Dig a little deeper, though, and you find the opposite trend holds true, too. Voter ID laws passed in North Carolina and Arkansas, backed by nearly 80 percent of voters in the latter state. North Dakota approved a symbolic measure stipulating that all voters must be citizens. Montana passed a bizarre ballot initiative restricting voters from handling each others’ ballots. All these measures are attempts to crack down on “voter fraud,” an idea that has captured the Republican imagination despite no evidence that it’s a systematic problem.
Between the platitudes of a voting-rights resurgence and a crackdown, what America appears to be experiencing is a bifurcation. In blue states, lawmakers are easing registration provisions and expanding the times and methods of voting. The first legislative project for the newly minted House Democratic majority may well be a nationwide law making it easier to vote.

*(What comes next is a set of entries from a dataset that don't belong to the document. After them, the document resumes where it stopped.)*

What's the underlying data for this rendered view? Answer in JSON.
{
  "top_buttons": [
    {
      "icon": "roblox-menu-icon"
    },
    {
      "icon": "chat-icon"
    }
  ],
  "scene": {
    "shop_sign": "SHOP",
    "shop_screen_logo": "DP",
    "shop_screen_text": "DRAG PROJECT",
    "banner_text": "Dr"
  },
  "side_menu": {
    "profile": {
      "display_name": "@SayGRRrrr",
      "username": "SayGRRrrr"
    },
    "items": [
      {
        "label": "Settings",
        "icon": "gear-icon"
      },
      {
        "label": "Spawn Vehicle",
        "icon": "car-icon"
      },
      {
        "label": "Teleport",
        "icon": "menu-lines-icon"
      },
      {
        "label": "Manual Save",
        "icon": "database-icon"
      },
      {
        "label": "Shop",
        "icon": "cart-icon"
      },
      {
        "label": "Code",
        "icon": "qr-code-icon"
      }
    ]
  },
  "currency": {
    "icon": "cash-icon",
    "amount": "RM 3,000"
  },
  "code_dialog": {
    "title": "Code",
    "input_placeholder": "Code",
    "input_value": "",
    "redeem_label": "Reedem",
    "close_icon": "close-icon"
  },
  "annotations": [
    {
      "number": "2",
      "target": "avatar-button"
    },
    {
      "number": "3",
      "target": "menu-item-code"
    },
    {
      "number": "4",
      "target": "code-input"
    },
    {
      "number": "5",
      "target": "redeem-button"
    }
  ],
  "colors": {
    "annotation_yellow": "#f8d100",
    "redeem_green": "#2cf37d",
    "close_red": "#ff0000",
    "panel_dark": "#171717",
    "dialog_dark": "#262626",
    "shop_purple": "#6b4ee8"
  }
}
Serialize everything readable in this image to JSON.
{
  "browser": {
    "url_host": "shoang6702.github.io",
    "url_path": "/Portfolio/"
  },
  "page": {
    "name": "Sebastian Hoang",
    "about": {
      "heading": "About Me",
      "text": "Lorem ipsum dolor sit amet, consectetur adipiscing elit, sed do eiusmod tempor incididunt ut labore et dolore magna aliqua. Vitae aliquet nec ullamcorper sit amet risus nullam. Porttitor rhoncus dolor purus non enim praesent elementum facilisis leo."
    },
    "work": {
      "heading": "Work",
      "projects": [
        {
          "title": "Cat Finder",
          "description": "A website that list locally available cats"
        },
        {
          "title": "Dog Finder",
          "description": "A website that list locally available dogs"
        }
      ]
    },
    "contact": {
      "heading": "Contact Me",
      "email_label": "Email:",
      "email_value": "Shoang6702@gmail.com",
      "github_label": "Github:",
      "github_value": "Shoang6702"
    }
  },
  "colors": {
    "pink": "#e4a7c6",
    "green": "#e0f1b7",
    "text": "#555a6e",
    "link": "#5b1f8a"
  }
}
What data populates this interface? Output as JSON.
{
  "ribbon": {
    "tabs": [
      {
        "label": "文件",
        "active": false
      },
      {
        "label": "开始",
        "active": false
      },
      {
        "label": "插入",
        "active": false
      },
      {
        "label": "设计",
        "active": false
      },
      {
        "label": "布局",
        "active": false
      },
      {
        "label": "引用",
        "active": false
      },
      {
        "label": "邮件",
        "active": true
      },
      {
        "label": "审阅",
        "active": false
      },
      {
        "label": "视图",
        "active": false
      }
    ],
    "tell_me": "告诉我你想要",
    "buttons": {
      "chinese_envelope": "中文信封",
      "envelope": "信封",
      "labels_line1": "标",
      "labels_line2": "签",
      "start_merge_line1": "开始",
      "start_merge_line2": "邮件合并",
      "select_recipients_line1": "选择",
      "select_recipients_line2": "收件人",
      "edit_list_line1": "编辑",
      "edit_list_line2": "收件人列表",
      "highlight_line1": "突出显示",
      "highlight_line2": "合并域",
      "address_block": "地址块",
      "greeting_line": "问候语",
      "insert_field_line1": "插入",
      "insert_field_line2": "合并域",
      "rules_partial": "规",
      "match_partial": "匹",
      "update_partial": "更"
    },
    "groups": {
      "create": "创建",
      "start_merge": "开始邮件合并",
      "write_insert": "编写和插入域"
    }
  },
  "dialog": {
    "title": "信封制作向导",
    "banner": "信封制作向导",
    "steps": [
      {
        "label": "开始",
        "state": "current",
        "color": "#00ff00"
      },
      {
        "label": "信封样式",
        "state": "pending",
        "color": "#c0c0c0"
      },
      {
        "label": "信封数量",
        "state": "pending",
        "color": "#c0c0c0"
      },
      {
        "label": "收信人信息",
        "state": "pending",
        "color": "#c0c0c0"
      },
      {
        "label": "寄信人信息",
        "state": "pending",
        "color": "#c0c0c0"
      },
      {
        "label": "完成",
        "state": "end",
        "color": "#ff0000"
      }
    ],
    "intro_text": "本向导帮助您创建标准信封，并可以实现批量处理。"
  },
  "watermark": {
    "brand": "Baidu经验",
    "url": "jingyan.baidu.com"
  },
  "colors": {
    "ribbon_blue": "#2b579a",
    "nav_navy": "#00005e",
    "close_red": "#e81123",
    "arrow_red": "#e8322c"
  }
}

But these policies are themselves a reaction to a countervailing and ongoing trend among GOP legislators. Between 2010 and 2018, 24 states passed restrictions on voting rights. The midterm elections were marred by long lines at voting machines, court battles and brazen attempts to disenfranchise the poor and people of color.
This divide is only going to get worse. Just as the current wave of voting rights legislation is a reaction to GOP attempts to curtail it, red states will likely resist, obstruct or find new workarounds to Democratic efforts to expand the franchise. While the Florida felon re-enfranchisement measure passed with broad support, other voting-rights expansions have lost in the face of nationally coordinated, well-funded opposition campaigns.
Democrats watched the midterm elections and heard a call to expand voting rights. Republicans, and their donors, may have heard a call to restrict them.
Which means that, even as the midterms showed Americans unified around a few core political principles, the states they live in will continue to drift apart.